__Requirement__
Repeat the records below exactly as they appear, leaving out any pictures.

__Material for the task__
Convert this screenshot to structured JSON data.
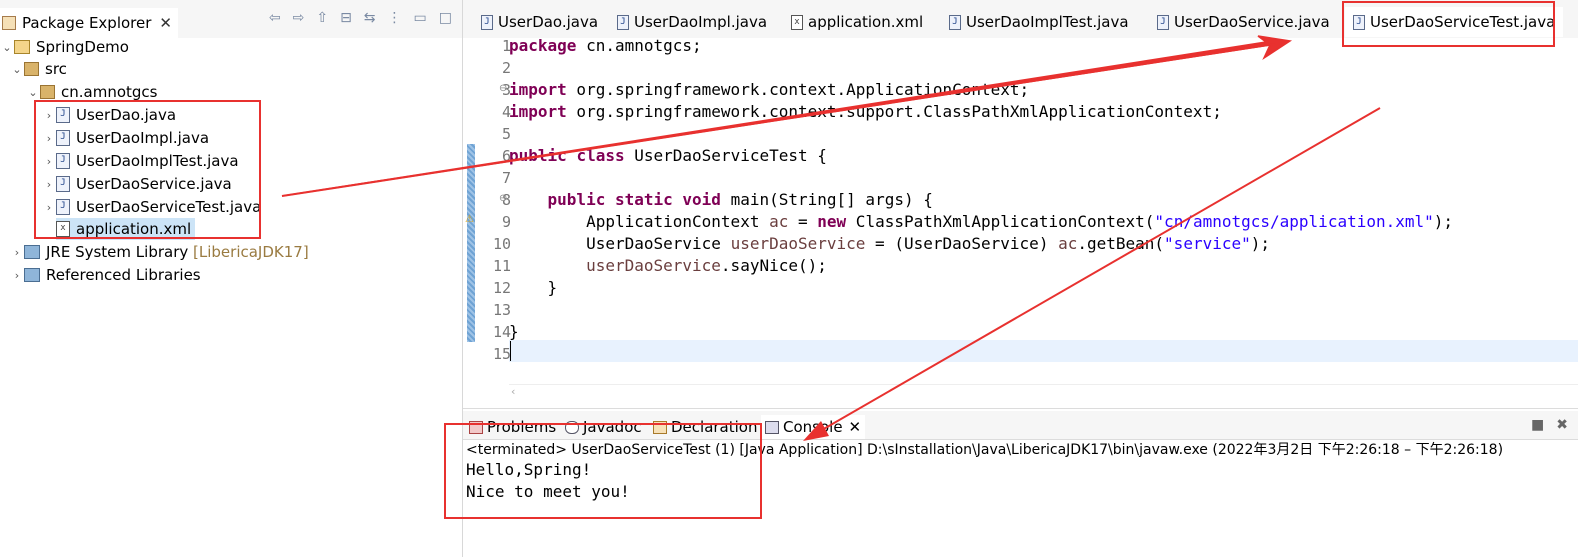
{
  "explorer": {
    "title": "Package Explorer",
    "close": "✕",
    "tree": {
      "project": "SpringDemo",
      "src": "src",
      "package": "cn.amnotgcs",
      "files": [
        "UserDao.java",
        "UserDaoImpl.java",
        "UserDaoImplTest.java",
        "UserDaoService.java",
        "UserDaoServiceTest.java",
        "application.xml"
      ],
      "jre": "JRE System Library",
      "jre_suffix": "[LibericaJDK17]",
      "ref_libs": "Referenced Libraries"
    }
  },
  "editor": {
    "tabs": [
      "UserDao.java",
      "UserDaoImpl.java",
      "application.xml",
      "UserDaoImplTest.java",
      "UserDaoService.java",
      "UserDaoServiceTest.java"
    ],
    "active_tab": "UserDaoServiceTest.java",
    "line_numbers": [
      "1",
      "2",
      "3",
      "4",
      "5",
      "6",
      "7",
      "8",
      "9",
      "10",
      "11",
      "12",
      "13",
      "14",
      "15"
    ],
    "code": {
      "l1_kw": "package",
      "l1_rest": " cn.amnotgcs;",
      "l3_kw": "import",
      "l3_rest": " org.springframework.context.ApplicationContext;",
      "l4_kw": "import",
      "l4_rest": " org.springframework.context.support.ClassPathXmlApplicationContext;",
      "l6_kw1": "public",
      "l6_kw2": "class",
      "l6_rest": " UserDaoServiceTest {",
      "l8_kw1": "public",
      "l8_kw2": "static",
      "l8_kw3": "void",
      "l8_rest": " main(String[] args) {",
      "l9_a": "ApplicationContext ",
      "l9_var": "ac",
      "l9_b": " = ",
      "l9_kw": "new",
      "l9_c": " ClassPathXmlApplicationContext(",
      "l9_str": "\"cn/amnotgcs/application.xml\"",
      "l9_d": ");",
      "l10_a": "UserDaoService ",
      "l10_var": "userDaoService",
      "l10_b": " = (UserDaoService) ",
      "l10_var2": "ac",
      "l10_c": ".getBean(",
      "l10_str": "\"service\"",
      "l10_d": ");",
      "l11_var": "userDaoService",
      "l11_rest": ".sayNice();",
      "l12": "}",
      "l14": "}"
    }
  },
  "console": {
    "tabs": [
      "Problems",
      "Javadoc",
      "Declaration",
      "Console"
    ],
    "active_tab": "Console",
    "status": "<terminated> UserDaoServiceTest (1) [Java Application] D:\\sInstallation\\Java\\LibericaJDK17\\bin\\javaw.exe  (2022年3月2日 下午2:26:18 – 下午2:26:18)",
    "output": [
      "Hello,Spring!",
      "Nice to meet you!"
    ]
  },
  "annotation_color": "#e8312f"
}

__Answer space__
Convert this screenshot to structured JSON data.
{
  "explorer": {
    "title": "Package Explorer",
    "close": "✕",
    "tree": {
      "project": "SpringDemo",
      "src": "src",
      "package": "cn.amnotgcs",
      "files": [
        "UserDao.java",
        "UserDaoImpl.java",
        "UserDaoImplTest.java",
        "UserDaoService.java",
        "UserDaoServiceTest.java",
        "application.xml"
      ],
      "jre": "JRE System Library",
      "jre_suffix": "[LibericaJDK17]",
      "ref_libs": "Referenced Libraries"
    }
  },
  "editor": {
    "tabs": [
      "UserDao.java",
      "UserDaoImpl.java",
      "application.xml",
      "UserDaoImplTest.java",
      "UserDaoService.java",
      "UserDaoServiceTest.java"
    ],
    "active_tab": "UserDaoServiceTest.java",
    "line_numbers": [
      "1",
      "2",
      "3",
      "4",
      "5",
      "6",
      "7",
      "8",
      "9",
      "10",
      "11",
      "12",
      "13",
      "14",
      "15"
    ],
    "code": {
      "l1_kw": "package",
      "l1_rest": " cn.amnotgcs;",
      "l3_kw": "import",
      "l3_rest": " org.springframework.context.ApplicationContext;",
      "l4_kw": "import",
      "l4_rest": " org.springframework.context.support.ClassPathXmlApplicationContext;",
      "l6_kw1": "public",
      "l6_kw2": "class",
      "l6_rest": " UserDaoServiceTest {",
      "l8_kw1": "public",
      "l8_kw2": "static",
      "l8_kw3": "void",
      "l8_rest": " main(String[] args) {",
      "l9_a": "ApplicationContext ",
      "l9_var": "ac",
      "l9_b": " = ",
      "l9_kw": "new",
      "l9_c": " ClassPathXmlApplicationContext(",
      "l9_str": "\"cn/amnotgcs/application.xml\"",
      "l9_d": ");",
      "l10_a": "UserDaoService ",
      "l10_var": "userDaoService",
      "l10_b": " = (UserDaoService) ",
      "l10_var2": "ac",
      "l10_c": ".getBean(",
      "l10_str": "\"service\"",
      "l10_d": ");",
      "l11_var": "userDaoService",
      "l11_rest": ".sayNice();",
      "l12": "}",
      "l14": "}"
    }
  },
  "console": {
    "tabs": [
      "Problems",
      "Javadoc",
      "Declaration",
      "Console"
    ],
    "active_tab": "Console",
    "status": "<terminated> UserDaoServiceTest (1) [Java Application] D:\\sInstallation\\Java\\LibericaJDK17\\bin\\javaw.exe  (2022年3月2日 下午2:26:18 – 下午2:26:18)",
    "output": [
      "Hello,Spring!",
      "Nice to meet you!"
    ]
  },
  "annotation_color": "#e8312f"
}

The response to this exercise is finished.